---------- Data to use ----------

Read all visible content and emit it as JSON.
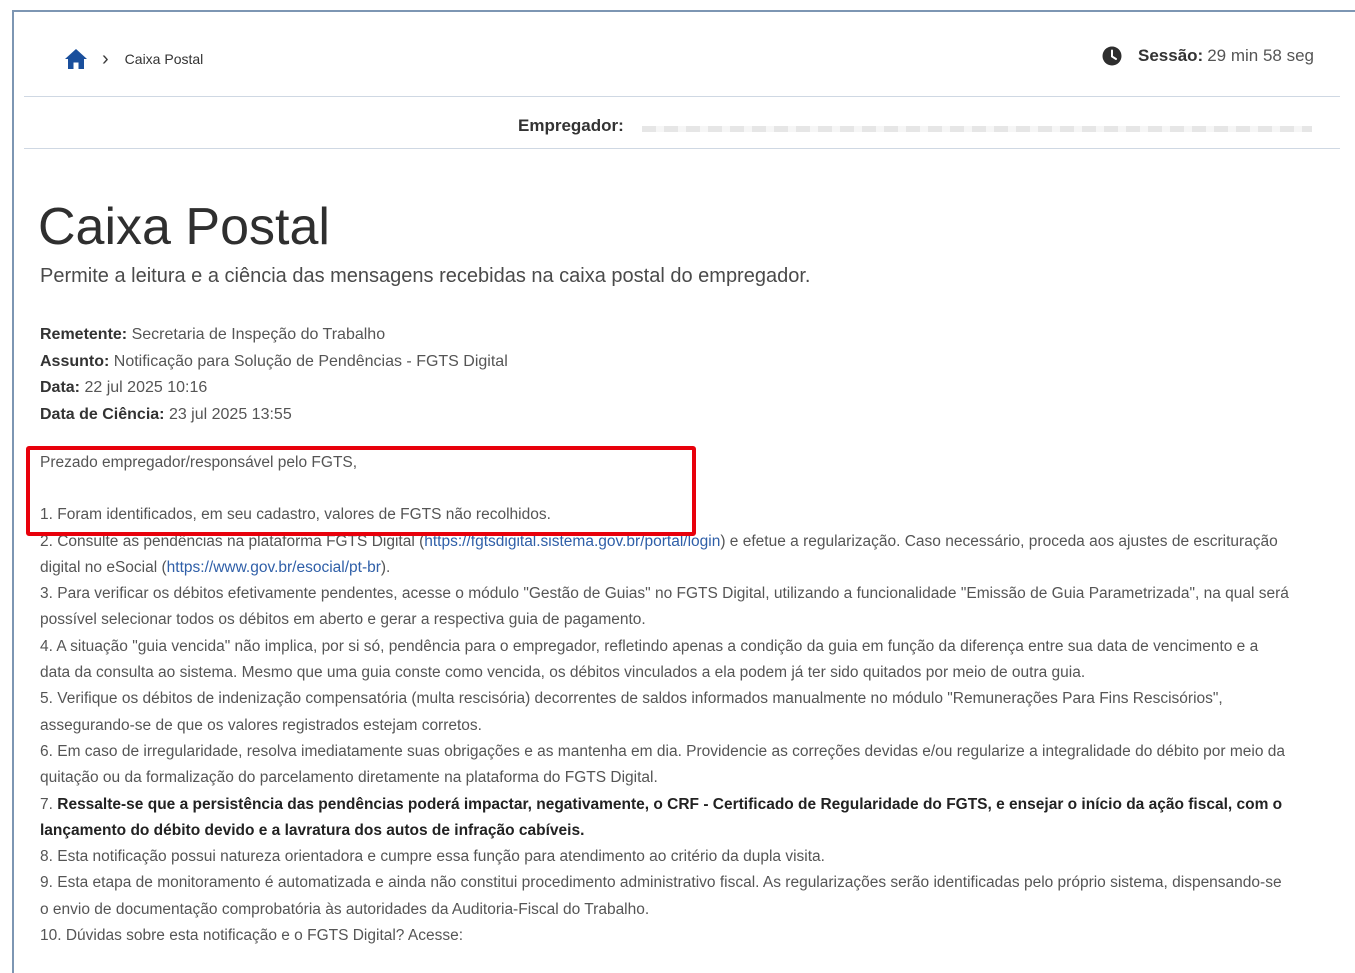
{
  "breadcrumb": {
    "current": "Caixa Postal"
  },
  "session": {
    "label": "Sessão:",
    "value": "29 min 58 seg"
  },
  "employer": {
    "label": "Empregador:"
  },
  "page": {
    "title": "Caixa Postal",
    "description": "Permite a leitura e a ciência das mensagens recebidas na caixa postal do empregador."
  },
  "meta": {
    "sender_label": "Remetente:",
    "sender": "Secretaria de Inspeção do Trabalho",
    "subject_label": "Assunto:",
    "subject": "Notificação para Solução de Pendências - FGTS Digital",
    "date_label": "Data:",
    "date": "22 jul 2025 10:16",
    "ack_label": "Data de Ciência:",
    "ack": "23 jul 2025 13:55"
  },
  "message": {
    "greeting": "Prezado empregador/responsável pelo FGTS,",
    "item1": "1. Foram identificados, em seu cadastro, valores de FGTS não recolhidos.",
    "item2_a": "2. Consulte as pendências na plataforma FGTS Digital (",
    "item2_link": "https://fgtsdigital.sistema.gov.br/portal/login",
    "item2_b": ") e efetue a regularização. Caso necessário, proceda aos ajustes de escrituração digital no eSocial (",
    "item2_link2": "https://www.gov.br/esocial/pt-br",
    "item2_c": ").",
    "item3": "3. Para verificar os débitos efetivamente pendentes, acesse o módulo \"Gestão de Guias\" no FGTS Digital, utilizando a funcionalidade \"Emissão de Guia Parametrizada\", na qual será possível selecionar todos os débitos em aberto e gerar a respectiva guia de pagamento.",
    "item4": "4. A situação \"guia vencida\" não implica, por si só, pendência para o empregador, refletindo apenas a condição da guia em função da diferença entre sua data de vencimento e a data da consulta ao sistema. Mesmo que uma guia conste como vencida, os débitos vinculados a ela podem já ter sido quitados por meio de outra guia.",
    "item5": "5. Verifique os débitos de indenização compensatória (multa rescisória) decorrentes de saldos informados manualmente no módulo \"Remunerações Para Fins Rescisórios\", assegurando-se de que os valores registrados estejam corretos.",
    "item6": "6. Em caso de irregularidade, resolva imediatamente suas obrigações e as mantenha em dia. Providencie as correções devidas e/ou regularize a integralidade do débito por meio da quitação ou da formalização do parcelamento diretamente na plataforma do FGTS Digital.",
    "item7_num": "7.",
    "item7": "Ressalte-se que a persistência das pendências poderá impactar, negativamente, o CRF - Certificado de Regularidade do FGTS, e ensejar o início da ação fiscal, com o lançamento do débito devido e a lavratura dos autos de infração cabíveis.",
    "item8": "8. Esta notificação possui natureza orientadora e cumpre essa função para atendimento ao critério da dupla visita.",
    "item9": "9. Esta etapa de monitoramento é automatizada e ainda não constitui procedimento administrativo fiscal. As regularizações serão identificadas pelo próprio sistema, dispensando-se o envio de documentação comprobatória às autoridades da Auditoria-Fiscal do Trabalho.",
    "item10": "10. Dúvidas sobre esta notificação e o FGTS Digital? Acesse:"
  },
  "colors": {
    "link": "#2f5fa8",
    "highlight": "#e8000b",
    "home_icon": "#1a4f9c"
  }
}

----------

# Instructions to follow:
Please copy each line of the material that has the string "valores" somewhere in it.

# Answer box:
    "item1": "1. Foram identificados, em seu cadastro, valores de FGTS não recolhidos.",
    "item5": "5. Verifique os débitos de indenização compensatória (multa rescisória) decorrentes de saldos informados manualmente no módulo \"Remunerações Para Fins Rescisórios\", assegurando-se de que os valores registrados estejam corretos.",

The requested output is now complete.